The Costs of Deforestation

What are we losing when the forest is destroyed? Cultural Survival lists some of the costs of deforestation:

– Wood

– Agriculture

– Food

– Medicine

– Genetic diversity

– Climate

– Habitat (human and animal)

– Culture

More Ways Narco-Deforestation Destroys Forests

If you didn’t think it could get worse, then think again. Drug traffickers are taking their illegal profits and investing in cattle ranches and palm oil plants. These are two industries that work to destroy Central America’s forests more.

According to Cultural Survival, deforestation for pasture “‘is probably the single largest cause of deforestation in Latin America and to a large degree in Africa.’” Cattle ranching single-handedly accounts for 38 percent of forest loss and degradation in Latin America. And Care2 members, you are aware about how bad palm oil (and palm oil waste for that matter) are bad news for the planet, the animals and the people.

How is This Happening?

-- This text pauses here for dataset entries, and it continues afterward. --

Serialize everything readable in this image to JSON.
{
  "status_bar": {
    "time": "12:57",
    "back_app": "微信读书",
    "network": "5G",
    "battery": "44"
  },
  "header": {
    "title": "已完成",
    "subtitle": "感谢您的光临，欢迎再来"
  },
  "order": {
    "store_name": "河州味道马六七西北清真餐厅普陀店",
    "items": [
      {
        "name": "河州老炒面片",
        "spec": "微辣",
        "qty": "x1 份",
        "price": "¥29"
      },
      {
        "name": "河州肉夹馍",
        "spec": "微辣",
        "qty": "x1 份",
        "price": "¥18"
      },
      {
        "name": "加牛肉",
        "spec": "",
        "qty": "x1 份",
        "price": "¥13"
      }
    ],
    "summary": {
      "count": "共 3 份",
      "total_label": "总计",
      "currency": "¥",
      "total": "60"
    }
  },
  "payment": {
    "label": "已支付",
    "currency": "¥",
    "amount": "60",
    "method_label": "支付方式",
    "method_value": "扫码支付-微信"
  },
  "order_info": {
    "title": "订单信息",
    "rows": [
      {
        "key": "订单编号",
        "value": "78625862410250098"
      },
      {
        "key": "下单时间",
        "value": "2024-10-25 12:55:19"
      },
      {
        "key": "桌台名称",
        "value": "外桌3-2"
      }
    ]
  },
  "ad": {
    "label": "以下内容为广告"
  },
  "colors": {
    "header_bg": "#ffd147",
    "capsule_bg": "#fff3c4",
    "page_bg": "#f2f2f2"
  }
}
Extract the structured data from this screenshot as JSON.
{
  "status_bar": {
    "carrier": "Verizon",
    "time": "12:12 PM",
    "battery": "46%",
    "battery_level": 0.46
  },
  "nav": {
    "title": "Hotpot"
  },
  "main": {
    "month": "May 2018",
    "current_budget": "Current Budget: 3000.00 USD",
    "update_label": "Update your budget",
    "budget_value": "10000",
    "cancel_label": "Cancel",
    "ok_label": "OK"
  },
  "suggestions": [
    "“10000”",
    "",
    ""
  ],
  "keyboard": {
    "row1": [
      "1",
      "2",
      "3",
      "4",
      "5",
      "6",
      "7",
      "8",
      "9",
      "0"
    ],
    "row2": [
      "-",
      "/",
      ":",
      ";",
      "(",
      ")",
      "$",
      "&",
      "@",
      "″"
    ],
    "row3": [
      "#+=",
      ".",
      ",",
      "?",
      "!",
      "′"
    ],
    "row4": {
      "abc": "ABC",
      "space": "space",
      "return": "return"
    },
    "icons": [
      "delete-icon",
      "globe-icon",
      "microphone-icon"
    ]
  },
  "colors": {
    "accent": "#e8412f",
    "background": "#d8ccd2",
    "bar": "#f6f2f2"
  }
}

As reported in The Guardian, it boils down to “corruption among local government officials and weak public institutions for enabling this to happen.” There also aren’t enough forest guards (with the right equipment and know-how) to stop this from happening.

Another victim of narco-deforestation are the indigenous communities living in the forests. As reported in The Guardian, another co-author of the report, Matthew Taylor, explains, “The Indians are either chased off their land, or recruited by the drug traffickers – voluntarily or by force – to fell the trees or work on their farms.” Without indigenous communities’ commitment to protecting the forests and wisdom of the forests, conservation efforts in the region will be greatly compromised.


Photo Credit: Leonora Enking


Carrie-Anne Brown

thanks for sharing

Mark Donners
Mark Donner2 years ago

There is no solution to the monsters of the human race that keep getting bred for except human extinction. That I'm afraid is unavoidable and humans have ensured it is coming. I don't think the human race has 300 years left.

Janice Thompson
Janice Thompson2 years ago

Where are the petitions to sign against these evil doers.

Melania Padilla
Melania Padilla2 years ago


mari s.
Mari S.2 years ago

Horrible and frightening!

There MUST be a groundswell to eliminate permanently these druggies!

It's so unconscionable -- why is society allowing this?

Ernest Roth
Ernest R.2 years ago

@ Dian D,"in the USA, today we only have 1/4 the forests" Yes, and both the government and the population are up in arms about it, right ? The scientists of the world have just released the results of their investigation concluding that climate is real, and definitely caused by the burning of fossil fuels, and an extreme danger to life on earth that must be addressed IMMEDIATELY ! ! Of course everyone is alarmed and we all realize that we must take steps to avert catastrophy NOW. I turn on my TV to hear the discussions on this most important issue on this planet EVER ! And I hear the latest hockey and basketball results, and the multinational needle in a haystack search for a missing airplane. As the co-pilot said, "Good night".

sandra g.
sandra g.2 years ago

Ignorance summed with ambition gets results like this .....we need Divines' mercy.

Robert B.
Robert B.2 years ago

Without customers, there would be no drug trade. Every person who buys illegal drugs is currently directly responsible. That said, I think drugs should be legalized, controlled and taxed with the money collected to fund drug awareness, education and rehabilitation. Even if drugs were legal, it is still stupid to abuse them.

Ann Breeden
Ann Breeden2 years ago

Sadly noted.

NO MORE FWD to Ana Marija
ANA MARIJA R.2 years ago

well said, Ben O. ... sadly i agree with you:(